Global demand for milk and other dairy products continues to grow. As a result of this increased consumer demand, the sector’s greenhouse gas (GHG) emissions have risen dramatically. It is therefore crucial that the livestock sector reacts to these developments and considers areas for improvement that could reduce the sector’s contribution to climate change.

Advances in sustainable dairy cattle nutrition provides a comprehensive review of the wealth of research on recent advances in understanding and improving dairy cattle nutrition to reduce the carbon footprint of the dairy sector. This collection explores the role of nutritional requirements in optimising gut function and overall animal health, as well as its influence on milk yield and quality. Chapters also review the use of dietary supplements, such as plant extracts and direct-fed microbials (DFM) to optimise dairy cattle nutrition.

Key features

  • Reviews advances in our understanding of key nutritional requirements (carbohydrate, protein, lipids) and their utilisation in dairy cattle production 
  • Considers how a greater understanding of dairy cattle nutrition could improve the sustainability of the dairy sector and reduce its contribution of GHG emissions to the atmosphere 
  • Assesses the development of alternative feed sources from agricultural co-products, including sources of fibre from fruit pulp, protein from distillers grains and starch from cereals

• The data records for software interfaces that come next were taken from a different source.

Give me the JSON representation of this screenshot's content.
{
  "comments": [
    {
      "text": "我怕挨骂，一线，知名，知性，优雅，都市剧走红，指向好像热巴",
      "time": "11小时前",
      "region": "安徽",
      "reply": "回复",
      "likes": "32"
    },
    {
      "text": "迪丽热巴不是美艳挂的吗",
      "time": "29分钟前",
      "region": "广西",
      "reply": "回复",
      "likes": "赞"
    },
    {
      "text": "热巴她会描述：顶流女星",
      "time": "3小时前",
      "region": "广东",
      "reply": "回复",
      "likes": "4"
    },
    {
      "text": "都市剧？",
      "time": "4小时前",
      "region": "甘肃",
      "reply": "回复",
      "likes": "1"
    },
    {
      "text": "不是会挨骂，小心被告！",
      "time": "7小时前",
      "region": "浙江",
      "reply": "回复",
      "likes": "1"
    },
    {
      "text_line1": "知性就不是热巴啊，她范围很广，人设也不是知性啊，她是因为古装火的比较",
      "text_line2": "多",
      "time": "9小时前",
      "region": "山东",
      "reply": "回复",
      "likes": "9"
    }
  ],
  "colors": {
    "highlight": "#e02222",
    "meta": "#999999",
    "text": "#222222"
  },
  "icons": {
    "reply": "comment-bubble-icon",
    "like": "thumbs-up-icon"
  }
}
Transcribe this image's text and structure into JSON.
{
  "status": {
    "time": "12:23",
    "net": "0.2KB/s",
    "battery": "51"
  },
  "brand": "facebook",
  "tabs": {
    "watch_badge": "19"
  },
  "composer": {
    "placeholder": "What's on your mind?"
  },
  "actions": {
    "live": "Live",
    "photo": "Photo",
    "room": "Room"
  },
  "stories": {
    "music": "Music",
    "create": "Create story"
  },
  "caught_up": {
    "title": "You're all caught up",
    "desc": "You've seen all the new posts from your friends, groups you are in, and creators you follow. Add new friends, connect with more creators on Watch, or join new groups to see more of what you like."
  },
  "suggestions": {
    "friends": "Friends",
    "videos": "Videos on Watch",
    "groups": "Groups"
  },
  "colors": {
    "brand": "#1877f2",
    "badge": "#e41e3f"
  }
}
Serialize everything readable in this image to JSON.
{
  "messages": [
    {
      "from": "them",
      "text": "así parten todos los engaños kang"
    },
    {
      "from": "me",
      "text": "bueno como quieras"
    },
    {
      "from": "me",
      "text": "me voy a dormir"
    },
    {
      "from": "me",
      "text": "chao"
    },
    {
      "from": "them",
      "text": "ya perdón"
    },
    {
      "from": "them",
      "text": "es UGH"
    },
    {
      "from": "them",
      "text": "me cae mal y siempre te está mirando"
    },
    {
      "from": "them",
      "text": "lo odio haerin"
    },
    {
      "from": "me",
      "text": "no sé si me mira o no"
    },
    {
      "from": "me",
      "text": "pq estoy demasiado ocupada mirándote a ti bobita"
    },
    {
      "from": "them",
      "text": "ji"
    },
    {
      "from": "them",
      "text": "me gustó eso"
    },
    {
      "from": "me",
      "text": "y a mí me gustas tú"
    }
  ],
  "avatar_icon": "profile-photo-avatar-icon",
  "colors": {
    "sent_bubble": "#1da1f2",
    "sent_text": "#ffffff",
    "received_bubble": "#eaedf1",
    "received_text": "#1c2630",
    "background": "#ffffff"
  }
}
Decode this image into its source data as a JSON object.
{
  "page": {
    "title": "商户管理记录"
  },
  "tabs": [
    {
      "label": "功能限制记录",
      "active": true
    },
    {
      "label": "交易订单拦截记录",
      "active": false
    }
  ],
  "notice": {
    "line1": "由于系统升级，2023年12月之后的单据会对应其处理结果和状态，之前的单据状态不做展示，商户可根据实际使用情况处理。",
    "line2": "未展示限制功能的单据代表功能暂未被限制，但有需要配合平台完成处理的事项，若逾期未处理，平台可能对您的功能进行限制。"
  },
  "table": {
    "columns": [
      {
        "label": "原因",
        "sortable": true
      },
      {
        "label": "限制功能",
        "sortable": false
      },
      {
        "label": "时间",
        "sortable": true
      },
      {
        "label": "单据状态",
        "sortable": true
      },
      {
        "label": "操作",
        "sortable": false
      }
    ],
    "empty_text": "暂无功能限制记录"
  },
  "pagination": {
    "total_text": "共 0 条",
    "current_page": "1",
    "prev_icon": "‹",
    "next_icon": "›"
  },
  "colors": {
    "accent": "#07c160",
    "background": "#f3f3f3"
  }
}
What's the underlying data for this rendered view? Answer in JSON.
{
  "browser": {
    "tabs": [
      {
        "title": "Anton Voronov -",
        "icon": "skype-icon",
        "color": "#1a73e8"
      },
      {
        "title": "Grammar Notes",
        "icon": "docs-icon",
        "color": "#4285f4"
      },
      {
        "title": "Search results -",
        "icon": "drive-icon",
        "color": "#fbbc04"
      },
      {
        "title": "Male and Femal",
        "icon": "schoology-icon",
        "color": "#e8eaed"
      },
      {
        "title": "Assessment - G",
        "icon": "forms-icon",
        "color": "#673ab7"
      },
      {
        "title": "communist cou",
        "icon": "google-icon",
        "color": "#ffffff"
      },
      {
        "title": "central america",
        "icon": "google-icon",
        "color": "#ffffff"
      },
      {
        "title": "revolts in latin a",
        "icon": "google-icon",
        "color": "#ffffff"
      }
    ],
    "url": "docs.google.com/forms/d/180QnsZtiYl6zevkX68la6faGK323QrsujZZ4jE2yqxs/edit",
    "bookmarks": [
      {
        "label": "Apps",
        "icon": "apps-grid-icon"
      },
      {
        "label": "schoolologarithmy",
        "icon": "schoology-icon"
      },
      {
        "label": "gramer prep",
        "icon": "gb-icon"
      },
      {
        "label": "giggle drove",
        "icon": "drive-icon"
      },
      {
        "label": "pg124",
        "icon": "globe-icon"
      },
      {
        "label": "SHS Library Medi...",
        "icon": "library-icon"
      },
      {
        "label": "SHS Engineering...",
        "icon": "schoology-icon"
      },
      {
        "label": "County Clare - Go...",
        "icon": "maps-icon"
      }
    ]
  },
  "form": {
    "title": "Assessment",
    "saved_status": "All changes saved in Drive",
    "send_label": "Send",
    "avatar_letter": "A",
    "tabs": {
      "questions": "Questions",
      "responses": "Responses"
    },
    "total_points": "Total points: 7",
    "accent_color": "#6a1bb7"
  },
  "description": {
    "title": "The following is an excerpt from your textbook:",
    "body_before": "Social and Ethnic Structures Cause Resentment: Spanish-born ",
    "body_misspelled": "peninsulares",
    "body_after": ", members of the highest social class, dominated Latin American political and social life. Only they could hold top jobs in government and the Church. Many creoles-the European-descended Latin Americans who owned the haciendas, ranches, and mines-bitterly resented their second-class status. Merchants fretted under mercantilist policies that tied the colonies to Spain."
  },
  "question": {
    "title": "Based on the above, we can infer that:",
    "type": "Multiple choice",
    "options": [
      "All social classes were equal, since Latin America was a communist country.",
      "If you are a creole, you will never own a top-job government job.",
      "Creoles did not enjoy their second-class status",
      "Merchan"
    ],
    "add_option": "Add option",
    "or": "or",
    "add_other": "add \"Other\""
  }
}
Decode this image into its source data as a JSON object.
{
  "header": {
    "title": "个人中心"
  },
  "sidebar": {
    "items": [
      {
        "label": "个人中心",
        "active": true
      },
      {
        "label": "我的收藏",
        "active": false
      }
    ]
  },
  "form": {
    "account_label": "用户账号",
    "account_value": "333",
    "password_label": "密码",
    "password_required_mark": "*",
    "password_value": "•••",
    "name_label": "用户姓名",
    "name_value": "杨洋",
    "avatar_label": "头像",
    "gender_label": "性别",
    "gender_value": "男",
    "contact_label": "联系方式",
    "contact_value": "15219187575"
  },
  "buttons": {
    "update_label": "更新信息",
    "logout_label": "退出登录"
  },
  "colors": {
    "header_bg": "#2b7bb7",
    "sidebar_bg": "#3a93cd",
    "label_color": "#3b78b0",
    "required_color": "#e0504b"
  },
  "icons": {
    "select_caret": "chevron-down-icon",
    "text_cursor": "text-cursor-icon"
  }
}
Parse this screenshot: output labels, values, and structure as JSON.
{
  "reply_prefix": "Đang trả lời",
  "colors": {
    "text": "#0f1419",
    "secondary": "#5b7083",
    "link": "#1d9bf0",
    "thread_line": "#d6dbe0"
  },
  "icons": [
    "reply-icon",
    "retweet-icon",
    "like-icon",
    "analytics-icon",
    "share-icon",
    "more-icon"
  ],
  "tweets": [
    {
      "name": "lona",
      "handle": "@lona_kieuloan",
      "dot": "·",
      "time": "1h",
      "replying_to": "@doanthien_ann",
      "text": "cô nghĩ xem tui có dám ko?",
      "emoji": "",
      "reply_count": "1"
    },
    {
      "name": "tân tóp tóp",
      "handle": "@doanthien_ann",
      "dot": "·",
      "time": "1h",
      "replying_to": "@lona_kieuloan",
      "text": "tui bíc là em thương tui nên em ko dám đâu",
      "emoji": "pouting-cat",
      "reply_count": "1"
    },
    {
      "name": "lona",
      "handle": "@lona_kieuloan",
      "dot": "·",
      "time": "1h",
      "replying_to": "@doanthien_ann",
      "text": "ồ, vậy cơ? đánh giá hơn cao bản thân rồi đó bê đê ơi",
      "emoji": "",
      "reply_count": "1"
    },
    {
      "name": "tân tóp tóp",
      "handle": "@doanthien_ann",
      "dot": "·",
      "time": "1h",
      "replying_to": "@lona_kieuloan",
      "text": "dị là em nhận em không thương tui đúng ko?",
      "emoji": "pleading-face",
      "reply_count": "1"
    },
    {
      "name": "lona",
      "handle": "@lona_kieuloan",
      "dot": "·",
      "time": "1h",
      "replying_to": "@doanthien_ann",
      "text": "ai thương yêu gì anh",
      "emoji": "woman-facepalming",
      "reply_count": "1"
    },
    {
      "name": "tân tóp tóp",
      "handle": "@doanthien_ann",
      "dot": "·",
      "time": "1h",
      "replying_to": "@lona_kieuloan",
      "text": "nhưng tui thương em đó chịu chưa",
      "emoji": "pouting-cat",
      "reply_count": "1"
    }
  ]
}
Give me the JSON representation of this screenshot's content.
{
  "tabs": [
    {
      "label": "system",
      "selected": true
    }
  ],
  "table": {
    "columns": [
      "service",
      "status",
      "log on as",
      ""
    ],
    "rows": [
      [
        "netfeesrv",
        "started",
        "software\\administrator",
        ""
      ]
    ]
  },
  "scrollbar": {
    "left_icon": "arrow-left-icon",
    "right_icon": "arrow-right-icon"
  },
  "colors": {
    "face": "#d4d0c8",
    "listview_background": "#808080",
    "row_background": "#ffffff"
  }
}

Table of contents

Part 1 Nutritional requirements
1.Advances in understanding carbohydrate requirements and utilisation in dairy cattle: Larry Chase, Cornell University, USA;
2.Advances in understanding protein requirements and utilisation in dairy cattle: Jeff Firkins, Ohio State University, USA;
3.Advances in understanding lipid requirements and utilisation in dairy cattle: James Drackley, University of Illinois, USA;

Part 2 The use of dietary supplements to optimise dairy cattle nutrition: plant extracts
4.The use of plant extracts as dietary supplements in dairy cow nutrition: plant essential oils: Sergio Calsamiglia, Universidad Autonoma de Barcelona, Spain;
5.The use of plant extracts as dietary supplements in dairy cow nutrition: condensed tannins: Michael Kreuzer, ETH Zurich, Switzerland;
6.The use of plant extracts as dietary supplements in dairy cow nutrition: saponins: Chaouki Benchaar, Agriculture and Agri-Food Canada, Canada;

Part 3 The use of direct-fed microbials (DFM) and other supplements to optimise nutrition
7.The use of direct-fed microbials (DFM)/probiotics as dietary supplements in dairy cow nutrition: lactic acid bacteria and other bacterial DFM: Zhongtang Yu, Ohio State University, USA;
8.The use of exogenous enzymes as dietary supplements in dairy cow nutrition: Adegbola Adesogan, University of Florida, USA;
9.The use of amino acids as dietary supplements in dairy cow nutrition: Juan Loor, University of Illinois, USA;
10.The use of supplements to mitigate enteric methane emission in dairy cattle: Alex Hristov, Penn State University, USA;

Part 4 Assessing alternative feed sources from agricultural co-products
11.Assessing alternative fibre sources from by-products: Maurice Eastridge, Ohio State University, USA;
12.Assessing alternative protein sources from by-products: Greg Lardy, North Dakota State University, USA;